What I learned during all of that was how to efficiently produce video content, which allowed me to move back home (Elgin County/St. Thomas) to continue to produce artwork and videos in the community that I love. A video series I’m working on right now with Railway City Tourism is #TASTEOFSTTHOMAS, which is all about beautifully showcasing the unique people creating great food right here in St. Thomas.
Taking on the commercial gigs means I haven’t become bitter about the fact that my more political pieces haven’t sold as well as I expect they will when they hit the critical mass awareness point and people realize what I’ve been doing all these years. I’d explain exactly what I’m doing, but then I’d ruin that gratifying ‘Aha’ moment when you figure it out for yourself.
So how would I describe my artwork? All encompassing and all consuming - and I wouldn’t have it any other way.
If you could grab a drink with any artist in any medium living or dead, who would it be and why?
Edgar Degas, hands down, the guy was always experimenting and pushing the boundaries of what was acceptable in society and art. You can see the struggle and thought behind every stroke in his pastels and paintings. He was constantly thinking and evolving and doing what inspired him as opposed to what was considered beautiful or appropriate for the time. For me, that passion and drive is inspirational.
As an artist that isn’t independently wealthy, I have to balance the commercial side of what I do with the artistic passion for what I love and sometimes that means compromise by putting the passion projects on hold so I can complete a project to get a pay cheque and pay my bills. As a result, I admire the other artists who have done the same or are doing the same – and I’d honestly be happy to grab a drink with any artist that is doing that.
What do you want people to experience through your work?
There are two things. On one hand I want them to spend enough time with my body of work to notice the subtle messages I’ve hidden in my paintings and on the other I want people to appreciate the craft and care I put into my artwork - which is represented by the thousands of hours I have dedicated to developing both my oil painting technique and my pen and ink technique.

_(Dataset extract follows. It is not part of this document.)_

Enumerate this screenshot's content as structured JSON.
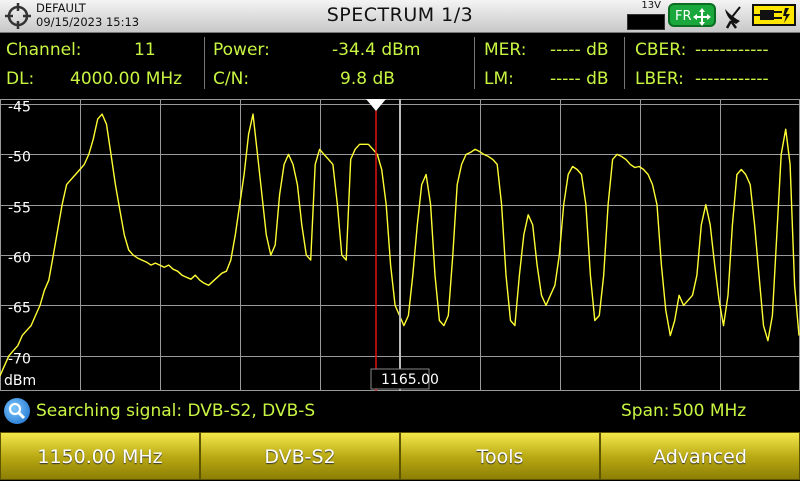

I suppose that means what I really want people to experience through my artwork is a dialogue about the subject matter of the work and an appreciation of the craft required to execute it.
I think that also speaks to the ego of myself as an artist because even though I know the amount of time people have to spend on dialogue and artwork is finite – I believe that what I’m talking about and doing is worth their time.
Do you take artwork commissions? Teach classes?
I pretty much do it all! I love working on commissions for people and I love sharing what I know through classes.
I teach one-on-one classes in animation, film, photography, painting, and sculpture. I also teach group classes and have open classes that people can drop-in on like the drop-in photography classes I’m teaching at my studio (456 Talbot St. – Back Entrance) on Thursdays from 6:30-8:00pm.
I’ve also just set myself up to teach paint nights with large groups. So that’s kind of exciting! If you want to schedule a paint night where you learn some fundamental art techniques - let me know!
The best way to find out about what I’m offering is to give me a call (647.269.4415) or send me an email at firstname.lastname@example.org.
It is not down in any map; true places never are.